Years of intensive trapping, for the pet trade and to provide birds for mass release at Buddhist festivals, combined with persecution among the rice paddies in Java where the birds are regarded as pests, has reduced them to such and extent that Birdlife International now classifies the species as Vulnerable.

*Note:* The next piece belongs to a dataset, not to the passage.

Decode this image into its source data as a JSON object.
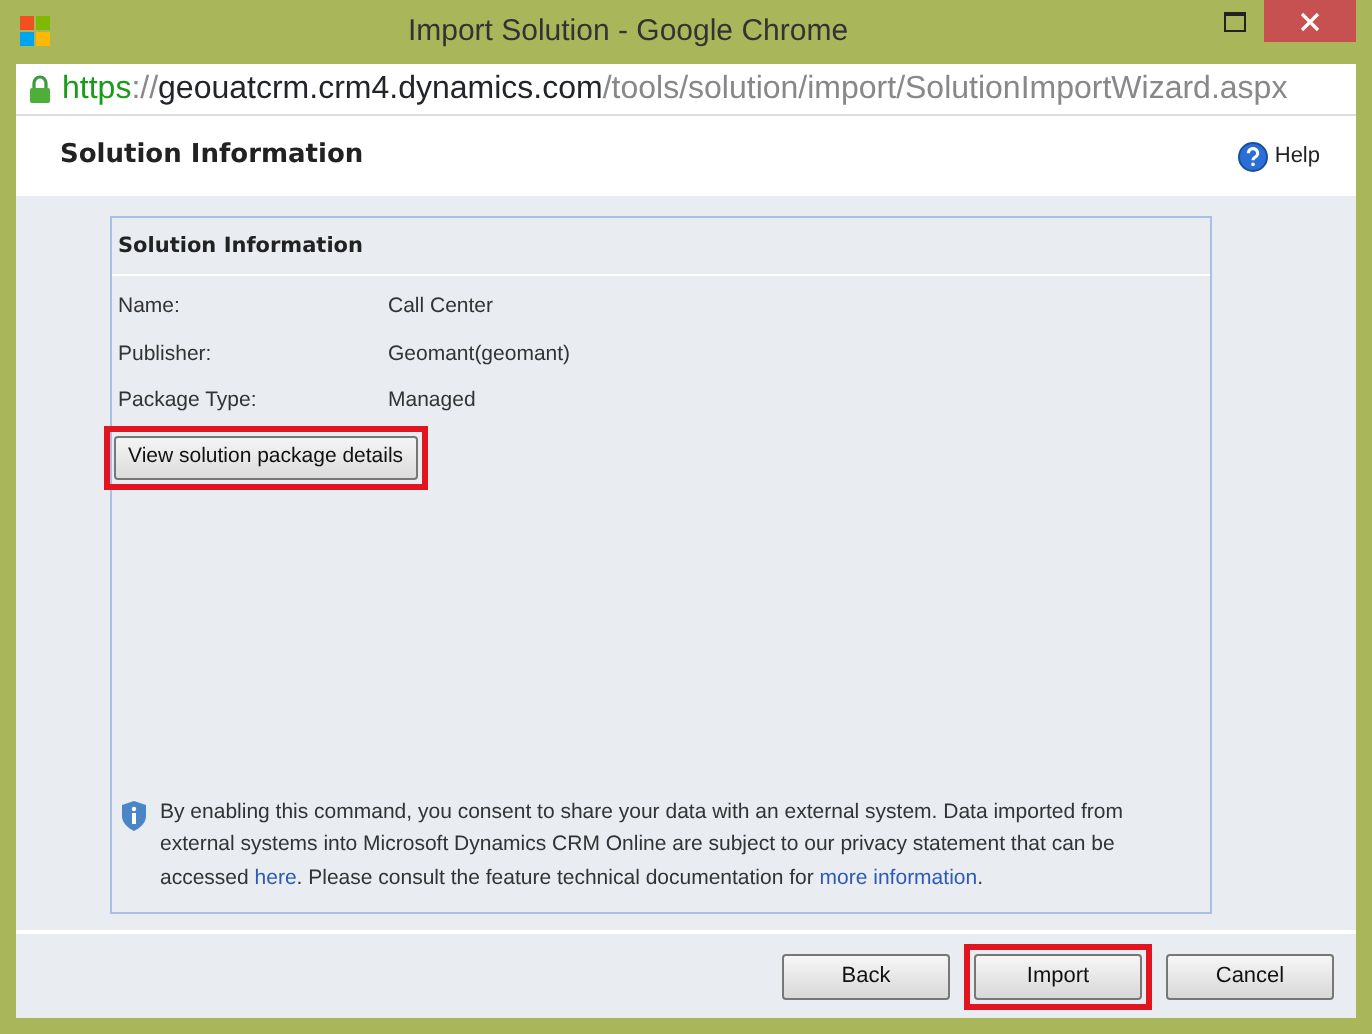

The exotic populations of Java Sparrow, whether in Malaysia, Hawaii or elsewhere, may have a better shot at long-term survival than the wild poularions from which they sprang.
The Java Sparrow, a confimed haunter of rice paddies, can be hardly said to be a cliffside bird (its specific name, oryzivora, means rice-eating). A much better candidate - though it is quite prepared to consider a building a worthy substitute for a cliff in some parts of its vast range - is the Blue Rock Thrush (Monticola solitarius). The Rock Thrushes around the temple (these are young birds) were remarkably tame, and easy to watch and photograph.
Blue Rock Thrushes range from the Mediterranean clear across Malaysia There are a number of subspecies, in two main categories: all-blue birds like these, and (in the Asian part of its range) birds with chestnut or orange bellies. This is the resident Malaysian subspecies madoci.
A much larger - indeed rather hulking - bird is the Blue Whistling Thrush (Myophonus caeruleus). The Blue Whistling Thrushes of Kek Loong Tong cave have been studied by David Bakewell and Lim Kim Chye in an attempt to sort out the distribution of this species (once thought to be strictly a lowland bird in Malaysia) and the poorly-understood Malaysian Whistling Thrush (Myophonus robinsoni), a highland specialist. It appears that the Blue Whistling Thrush ranges into the highlands too, and that the endemic Malaysian species may be much rarer and more localized than anyone had thought.
This may not look like a typical thrush nest, but it is, in fact, the nest of a Blue Whistling Thrush that has taken up residence inside the cave itself.
Connie's chief interest in bringing us to this area, however, was another species neting on the rocks above the temple. I'm trying to photograph the bird here, using my primitive digiscoping "technique" of holding my video camera up to the eyepiece of Connie's spotting scope and hoping for the best.
Here's the best my own telephoto could do. The bird is a Black-thighed Falconet (Microhierax fringillarius), probably the smallest raptor in the world, ensconced in its cliffside eyrie.
Here are the results of my "digiscoping" - not too bad, actually. Connie has been keeping track of the birds' progress; you can read about it on her blog.
All in all, the valley was a treat. From Ipoh we headed off en route to Kuala Lumpur - but not before thanking Connie for sharing her special birds with us!